Updated: Feb 10, 2020
Wohnrade Civil Engineers, Inc. (WCE) was the first UAS operator to successfully map a 1-square-mile area of the Great Sand Dunes National Park & Preserve. The project was a collaborative effort that included Black Swift Technologies, UAS Colorado, and the National Park Service (NPS). The goal was to develop precision mapping using high fidelity remote sensing to monitor change detection and measure dune height in the vicinity of the Star Dune.
The UAS data collection was performed on October 19, 2016 using the Swift Trainer fixed-wing UAS, developed by Black Swift Technologies. A Scientific Research and Collection Permit was obtained from the NPS, with the condition that the takeoff and landing site be located outside the park boundary. As a result, the SwiftTrainer was required to fly beyond visual line of sight 5 miles to the north end of the area of interest. Our crew's efforts also drew the attention of the local press, you can read more details written by the Denver Post.
Drones Provide Access in Difficult Terrain

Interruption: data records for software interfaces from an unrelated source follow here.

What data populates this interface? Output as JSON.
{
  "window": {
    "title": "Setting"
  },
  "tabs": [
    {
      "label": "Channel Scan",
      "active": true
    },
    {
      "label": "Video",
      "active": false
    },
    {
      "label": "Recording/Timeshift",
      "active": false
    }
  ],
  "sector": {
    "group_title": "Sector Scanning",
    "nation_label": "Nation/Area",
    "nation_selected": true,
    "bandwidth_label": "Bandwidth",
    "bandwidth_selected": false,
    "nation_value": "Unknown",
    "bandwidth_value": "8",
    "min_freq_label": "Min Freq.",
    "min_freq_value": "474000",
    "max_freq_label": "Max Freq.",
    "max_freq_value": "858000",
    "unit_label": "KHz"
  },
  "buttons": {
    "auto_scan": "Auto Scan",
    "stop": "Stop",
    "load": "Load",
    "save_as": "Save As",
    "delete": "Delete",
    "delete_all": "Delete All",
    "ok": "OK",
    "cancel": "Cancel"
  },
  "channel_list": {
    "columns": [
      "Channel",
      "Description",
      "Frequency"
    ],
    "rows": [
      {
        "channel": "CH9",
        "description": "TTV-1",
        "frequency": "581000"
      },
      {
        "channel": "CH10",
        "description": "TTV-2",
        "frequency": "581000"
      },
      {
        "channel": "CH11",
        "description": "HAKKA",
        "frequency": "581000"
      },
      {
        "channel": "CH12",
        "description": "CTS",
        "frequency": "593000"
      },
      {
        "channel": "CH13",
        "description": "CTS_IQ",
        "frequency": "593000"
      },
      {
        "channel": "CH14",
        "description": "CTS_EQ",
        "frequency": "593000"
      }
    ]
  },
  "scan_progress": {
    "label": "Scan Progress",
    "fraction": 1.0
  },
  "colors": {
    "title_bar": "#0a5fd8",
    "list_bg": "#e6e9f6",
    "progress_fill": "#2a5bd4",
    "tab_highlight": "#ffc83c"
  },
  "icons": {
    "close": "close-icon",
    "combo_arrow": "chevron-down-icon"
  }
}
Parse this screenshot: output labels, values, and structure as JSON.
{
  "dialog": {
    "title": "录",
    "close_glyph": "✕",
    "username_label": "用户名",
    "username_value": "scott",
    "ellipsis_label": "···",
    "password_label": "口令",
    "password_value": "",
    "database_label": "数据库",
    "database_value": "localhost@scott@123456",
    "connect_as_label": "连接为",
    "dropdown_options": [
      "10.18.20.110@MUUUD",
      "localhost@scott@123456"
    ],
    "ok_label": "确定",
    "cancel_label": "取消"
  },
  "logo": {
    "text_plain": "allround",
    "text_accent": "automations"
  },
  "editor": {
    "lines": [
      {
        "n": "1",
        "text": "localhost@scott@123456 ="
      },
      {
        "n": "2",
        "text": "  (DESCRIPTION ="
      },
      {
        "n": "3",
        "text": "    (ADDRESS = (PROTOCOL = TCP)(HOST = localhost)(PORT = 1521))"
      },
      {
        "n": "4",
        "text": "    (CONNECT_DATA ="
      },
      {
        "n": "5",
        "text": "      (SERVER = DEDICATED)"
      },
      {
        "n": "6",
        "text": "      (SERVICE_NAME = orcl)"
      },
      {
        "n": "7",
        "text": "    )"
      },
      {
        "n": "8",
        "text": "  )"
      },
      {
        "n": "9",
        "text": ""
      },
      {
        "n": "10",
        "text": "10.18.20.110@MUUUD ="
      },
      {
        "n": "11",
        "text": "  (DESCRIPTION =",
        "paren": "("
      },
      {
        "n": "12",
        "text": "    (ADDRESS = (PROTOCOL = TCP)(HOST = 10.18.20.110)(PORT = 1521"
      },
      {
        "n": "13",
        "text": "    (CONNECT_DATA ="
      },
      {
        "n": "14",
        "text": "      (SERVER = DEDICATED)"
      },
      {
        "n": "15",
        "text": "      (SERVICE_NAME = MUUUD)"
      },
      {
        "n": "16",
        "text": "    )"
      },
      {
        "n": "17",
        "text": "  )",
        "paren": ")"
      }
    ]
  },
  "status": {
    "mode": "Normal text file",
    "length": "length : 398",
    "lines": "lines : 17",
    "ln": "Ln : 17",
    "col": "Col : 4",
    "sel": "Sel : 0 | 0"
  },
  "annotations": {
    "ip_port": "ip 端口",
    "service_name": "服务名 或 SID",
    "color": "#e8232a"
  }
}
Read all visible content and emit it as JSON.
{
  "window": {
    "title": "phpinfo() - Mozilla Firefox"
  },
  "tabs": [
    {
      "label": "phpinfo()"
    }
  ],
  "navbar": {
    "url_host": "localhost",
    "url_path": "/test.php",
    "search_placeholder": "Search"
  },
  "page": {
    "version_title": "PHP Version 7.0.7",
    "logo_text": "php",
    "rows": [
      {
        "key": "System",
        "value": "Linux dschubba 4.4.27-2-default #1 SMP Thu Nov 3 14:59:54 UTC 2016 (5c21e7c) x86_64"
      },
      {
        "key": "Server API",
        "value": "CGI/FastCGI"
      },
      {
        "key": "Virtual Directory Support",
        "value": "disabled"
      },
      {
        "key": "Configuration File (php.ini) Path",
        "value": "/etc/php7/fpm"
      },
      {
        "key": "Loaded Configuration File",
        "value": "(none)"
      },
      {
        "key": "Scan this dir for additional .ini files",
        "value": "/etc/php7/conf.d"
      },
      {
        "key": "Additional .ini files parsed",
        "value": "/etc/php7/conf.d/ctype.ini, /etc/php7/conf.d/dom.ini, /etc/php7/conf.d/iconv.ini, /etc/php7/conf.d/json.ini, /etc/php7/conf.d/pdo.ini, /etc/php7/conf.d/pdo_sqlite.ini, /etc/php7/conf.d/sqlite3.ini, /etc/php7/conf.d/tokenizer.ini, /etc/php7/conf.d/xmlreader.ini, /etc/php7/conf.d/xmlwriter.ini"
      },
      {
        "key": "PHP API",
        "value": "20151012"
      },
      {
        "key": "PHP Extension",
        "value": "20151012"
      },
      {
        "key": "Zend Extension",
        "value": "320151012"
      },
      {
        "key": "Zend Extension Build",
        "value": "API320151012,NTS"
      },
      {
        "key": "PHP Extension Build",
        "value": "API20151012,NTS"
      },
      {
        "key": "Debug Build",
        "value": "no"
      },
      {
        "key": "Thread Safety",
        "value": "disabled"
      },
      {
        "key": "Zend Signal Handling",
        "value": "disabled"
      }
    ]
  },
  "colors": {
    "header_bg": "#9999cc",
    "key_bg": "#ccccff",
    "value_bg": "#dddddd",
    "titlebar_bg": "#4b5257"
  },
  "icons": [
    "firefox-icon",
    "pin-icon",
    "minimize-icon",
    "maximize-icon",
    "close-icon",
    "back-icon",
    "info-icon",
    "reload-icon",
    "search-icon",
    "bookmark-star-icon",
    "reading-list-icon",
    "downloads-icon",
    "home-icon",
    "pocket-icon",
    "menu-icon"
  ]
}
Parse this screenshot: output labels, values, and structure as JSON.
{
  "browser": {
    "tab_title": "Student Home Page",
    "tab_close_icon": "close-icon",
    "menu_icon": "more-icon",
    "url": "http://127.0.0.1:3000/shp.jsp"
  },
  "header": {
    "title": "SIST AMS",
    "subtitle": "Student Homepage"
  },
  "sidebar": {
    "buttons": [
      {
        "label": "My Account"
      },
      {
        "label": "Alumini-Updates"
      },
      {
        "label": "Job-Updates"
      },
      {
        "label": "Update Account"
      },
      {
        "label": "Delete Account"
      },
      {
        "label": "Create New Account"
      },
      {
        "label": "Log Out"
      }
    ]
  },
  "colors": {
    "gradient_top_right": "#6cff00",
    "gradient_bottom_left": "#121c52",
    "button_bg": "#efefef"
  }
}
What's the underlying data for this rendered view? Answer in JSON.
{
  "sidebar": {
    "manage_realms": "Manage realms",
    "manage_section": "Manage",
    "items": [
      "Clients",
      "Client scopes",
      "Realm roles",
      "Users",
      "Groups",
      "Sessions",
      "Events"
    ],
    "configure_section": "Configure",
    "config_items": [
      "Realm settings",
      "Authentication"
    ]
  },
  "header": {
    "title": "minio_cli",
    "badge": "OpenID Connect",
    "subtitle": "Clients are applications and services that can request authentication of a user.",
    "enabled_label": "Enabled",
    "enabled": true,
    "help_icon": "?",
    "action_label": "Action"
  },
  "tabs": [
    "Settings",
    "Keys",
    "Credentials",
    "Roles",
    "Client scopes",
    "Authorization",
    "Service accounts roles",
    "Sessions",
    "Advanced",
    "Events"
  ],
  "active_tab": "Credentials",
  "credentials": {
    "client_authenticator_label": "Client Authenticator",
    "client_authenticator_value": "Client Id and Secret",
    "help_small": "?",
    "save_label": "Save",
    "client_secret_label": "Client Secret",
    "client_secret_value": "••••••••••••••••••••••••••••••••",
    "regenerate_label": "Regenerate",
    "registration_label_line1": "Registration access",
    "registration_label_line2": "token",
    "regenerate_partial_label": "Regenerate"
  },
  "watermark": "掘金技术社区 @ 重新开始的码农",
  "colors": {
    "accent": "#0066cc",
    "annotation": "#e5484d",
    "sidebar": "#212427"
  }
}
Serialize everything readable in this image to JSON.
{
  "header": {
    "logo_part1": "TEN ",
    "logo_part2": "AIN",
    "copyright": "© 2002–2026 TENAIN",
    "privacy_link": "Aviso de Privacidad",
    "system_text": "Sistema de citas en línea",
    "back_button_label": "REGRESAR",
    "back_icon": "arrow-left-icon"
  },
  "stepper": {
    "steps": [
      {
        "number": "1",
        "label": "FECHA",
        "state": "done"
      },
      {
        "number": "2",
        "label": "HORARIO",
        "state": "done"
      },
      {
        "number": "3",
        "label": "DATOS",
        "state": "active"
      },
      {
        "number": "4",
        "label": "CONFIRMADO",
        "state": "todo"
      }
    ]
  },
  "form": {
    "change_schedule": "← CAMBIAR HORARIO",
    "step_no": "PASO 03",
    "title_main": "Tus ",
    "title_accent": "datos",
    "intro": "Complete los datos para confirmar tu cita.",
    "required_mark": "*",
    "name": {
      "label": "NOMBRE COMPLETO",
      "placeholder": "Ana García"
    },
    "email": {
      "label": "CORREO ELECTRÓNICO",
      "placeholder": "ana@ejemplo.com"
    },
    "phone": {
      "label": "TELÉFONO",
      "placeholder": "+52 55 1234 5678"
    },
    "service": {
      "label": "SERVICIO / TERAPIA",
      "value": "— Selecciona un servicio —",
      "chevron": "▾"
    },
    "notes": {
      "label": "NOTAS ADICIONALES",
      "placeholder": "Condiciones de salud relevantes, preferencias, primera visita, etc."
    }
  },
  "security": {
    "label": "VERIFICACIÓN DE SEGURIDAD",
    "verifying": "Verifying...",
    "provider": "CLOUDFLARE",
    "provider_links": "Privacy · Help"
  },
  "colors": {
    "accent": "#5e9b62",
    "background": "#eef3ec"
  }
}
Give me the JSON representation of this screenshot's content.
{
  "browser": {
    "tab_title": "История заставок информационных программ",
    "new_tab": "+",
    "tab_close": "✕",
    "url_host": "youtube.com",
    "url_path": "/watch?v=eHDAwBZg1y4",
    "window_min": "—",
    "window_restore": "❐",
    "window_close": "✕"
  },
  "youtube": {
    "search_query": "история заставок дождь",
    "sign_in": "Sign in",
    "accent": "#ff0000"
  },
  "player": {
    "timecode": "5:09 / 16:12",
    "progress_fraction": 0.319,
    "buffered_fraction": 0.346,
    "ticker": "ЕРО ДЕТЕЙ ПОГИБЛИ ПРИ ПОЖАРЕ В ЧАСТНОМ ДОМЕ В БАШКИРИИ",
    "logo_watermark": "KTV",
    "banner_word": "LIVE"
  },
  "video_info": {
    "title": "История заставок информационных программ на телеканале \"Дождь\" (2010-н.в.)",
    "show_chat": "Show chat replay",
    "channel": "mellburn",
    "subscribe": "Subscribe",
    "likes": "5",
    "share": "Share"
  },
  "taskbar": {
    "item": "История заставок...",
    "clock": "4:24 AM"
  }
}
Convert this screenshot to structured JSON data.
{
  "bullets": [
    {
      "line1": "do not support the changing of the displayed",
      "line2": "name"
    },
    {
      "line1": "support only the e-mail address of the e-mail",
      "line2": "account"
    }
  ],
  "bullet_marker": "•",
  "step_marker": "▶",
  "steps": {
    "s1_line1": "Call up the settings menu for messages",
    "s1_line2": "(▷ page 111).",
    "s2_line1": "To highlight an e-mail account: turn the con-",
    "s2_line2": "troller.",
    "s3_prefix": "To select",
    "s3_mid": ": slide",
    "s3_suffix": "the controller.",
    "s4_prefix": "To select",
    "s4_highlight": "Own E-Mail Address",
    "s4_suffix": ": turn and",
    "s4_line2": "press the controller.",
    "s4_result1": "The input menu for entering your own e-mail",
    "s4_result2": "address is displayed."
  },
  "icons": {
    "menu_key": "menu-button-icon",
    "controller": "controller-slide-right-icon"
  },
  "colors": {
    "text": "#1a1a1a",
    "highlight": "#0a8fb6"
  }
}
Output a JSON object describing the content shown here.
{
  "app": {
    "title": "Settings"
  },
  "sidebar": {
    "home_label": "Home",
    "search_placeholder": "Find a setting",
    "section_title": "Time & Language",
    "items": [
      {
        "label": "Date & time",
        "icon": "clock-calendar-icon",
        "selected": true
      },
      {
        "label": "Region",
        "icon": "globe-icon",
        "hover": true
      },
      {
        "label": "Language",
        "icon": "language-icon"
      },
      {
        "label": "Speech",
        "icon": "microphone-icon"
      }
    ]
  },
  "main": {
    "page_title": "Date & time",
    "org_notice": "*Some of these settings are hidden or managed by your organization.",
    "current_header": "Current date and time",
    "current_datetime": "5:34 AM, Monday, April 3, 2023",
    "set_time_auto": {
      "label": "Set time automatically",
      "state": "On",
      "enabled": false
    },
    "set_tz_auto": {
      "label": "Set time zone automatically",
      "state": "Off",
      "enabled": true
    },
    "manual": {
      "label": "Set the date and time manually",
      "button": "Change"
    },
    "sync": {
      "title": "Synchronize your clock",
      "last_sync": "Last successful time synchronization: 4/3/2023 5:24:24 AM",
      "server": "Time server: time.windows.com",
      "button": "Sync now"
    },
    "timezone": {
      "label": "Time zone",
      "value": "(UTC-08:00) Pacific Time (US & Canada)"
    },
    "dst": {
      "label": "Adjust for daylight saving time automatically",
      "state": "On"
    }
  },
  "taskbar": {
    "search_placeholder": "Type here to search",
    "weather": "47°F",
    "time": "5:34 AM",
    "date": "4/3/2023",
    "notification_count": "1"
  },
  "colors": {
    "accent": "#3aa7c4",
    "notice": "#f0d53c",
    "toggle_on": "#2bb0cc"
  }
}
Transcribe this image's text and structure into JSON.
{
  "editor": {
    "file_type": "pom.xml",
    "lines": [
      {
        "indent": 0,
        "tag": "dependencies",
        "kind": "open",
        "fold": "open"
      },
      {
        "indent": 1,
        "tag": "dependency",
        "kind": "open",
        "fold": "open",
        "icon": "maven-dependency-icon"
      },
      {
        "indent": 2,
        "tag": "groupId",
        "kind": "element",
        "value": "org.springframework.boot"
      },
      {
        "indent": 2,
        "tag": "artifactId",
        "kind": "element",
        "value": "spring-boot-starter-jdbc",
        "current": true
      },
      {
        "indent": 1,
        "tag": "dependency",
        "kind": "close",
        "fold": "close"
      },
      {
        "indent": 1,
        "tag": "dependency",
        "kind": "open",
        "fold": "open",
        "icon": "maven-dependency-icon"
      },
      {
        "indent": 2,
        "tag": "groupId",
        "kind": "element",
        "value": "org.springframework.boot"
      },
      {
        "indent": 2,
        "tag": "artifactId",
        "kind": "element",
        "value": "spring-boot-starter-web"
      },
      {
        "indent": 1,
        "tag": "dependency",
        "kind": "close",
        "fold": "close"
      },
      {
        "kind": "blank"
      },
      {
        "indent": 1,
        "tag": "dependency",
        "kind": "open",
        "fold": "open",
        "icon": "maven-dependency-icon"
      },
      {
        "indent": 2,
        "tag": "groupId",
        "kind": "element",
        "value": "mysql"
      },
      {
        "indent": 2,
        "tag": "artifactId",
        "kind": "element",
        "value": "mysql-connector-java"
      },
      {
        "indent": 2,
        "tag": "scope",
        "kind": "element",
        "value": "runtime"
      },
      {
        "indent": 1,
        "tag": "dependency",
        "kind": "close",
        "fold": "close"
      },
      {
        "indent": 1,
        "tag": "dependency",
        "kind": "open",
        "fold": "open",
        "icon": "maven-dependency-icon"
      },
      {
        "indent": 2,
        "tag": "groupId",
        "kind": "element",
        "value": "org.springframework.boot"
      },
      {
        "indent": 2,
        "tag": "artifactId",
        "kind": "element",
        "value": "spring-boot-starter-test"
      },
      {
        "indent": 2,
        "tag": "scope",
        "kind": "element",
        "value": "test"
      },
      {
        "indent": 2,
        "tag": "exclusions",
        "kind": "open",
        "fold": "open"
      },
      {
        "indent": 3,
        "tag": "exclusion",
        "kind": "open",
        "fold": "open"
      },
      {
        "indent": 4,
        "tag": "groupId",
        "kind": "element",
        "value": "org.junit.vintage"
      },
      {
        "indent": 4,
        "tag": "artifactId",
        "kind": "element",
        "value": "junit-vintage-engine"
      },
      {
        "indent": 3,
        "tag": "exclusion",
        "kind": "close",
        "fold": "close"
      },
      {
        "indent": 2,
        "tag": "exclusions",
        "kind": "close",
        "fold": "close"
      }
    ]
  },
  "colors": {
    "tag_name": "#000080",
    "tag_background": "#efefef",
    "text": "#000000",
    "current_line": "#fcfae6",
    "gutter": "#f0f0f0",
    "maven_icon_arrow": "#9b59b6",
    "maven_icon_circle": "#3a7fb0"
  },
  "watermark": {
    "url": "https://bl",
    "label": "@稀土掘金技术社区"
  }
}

Like with any sand dunes, those at Great Dunes National Park shift and migrate with the wind. As part of their ongoing research into the geology and ecosystem of the park, researchers keep year-over-year data on this shifting landscape. But, because the difficult terrain makes a full ground survey extremely lengthy, if not impossible, the research team has in the past relied mostly on hand measurements of selected points on the dunes. In 2011, the entire park was mapped from a plane using LiDAR, as part of a larger US Geological Survey project that sought to survey Colorado’s San Luis Valley. But except for this one occasion, year over year the research team has relied on a handheld GPS unit to annually measure twelve index dues scattered around the main dune.
Looking for a way to gather accurate, comprehensive data annually, the park staff reached out to UAS Colorado, who put them in touch with Mary Wohnrade and her engineering firm. WCE mapped a one-square mile section of the dune field, centered on the Star Dune, the tallest of the group.
Regulations usually prohibit flying drones in national parks, but Constantin Diehl at UAS Colorado secured the Scientific Research and Collecting Permit from the NPS to do so. Mary and her team flew the area with a fixed-wing SwiftTrainer that was equipped with a custom platform and flight management system operated by Jack Elston of Black Swift Technologies. They used a 75/75 overlap and obtained 1,755 images. The one square mile area was flown in moderately windy conditions and took two and a half hours to fly. Flight time was longer than usual because their permit specified that they could not take off or land the drone within park boundaries, meaning they had to launch five miles away from the area of interest (AOI). Beyond visual line of sight operations were conducted under FAA Section 333 Exemption rules.
High Resolution Results May Enable New Discoveries
The research staff is very pleased with the results, stating, “It is definitely the best aerial imagery of the dunes to date!” Also, “the accuracy numbers from your survey are impressive.”
They will use the digital terrain model as a baseline for monitoring changes to the sand dunes over time. And even in this early stage, they believe some of the other maps Mary gave them may lead to new discoveries. Thanks to the orthomosaic map, researchers have already picked out linear features on the flanks of the dune that they had never noticed before.
As WCE’s civil engineering workflow shows, drone mapping, combined with adequate ground control points, provides the basis for highly accurate aerial surveys. These surveys not only save considerable time and money, but they also allow for data collection in difficult terrain, providing researchers with high-resolution information that is much more detailed than what they can capture on foot.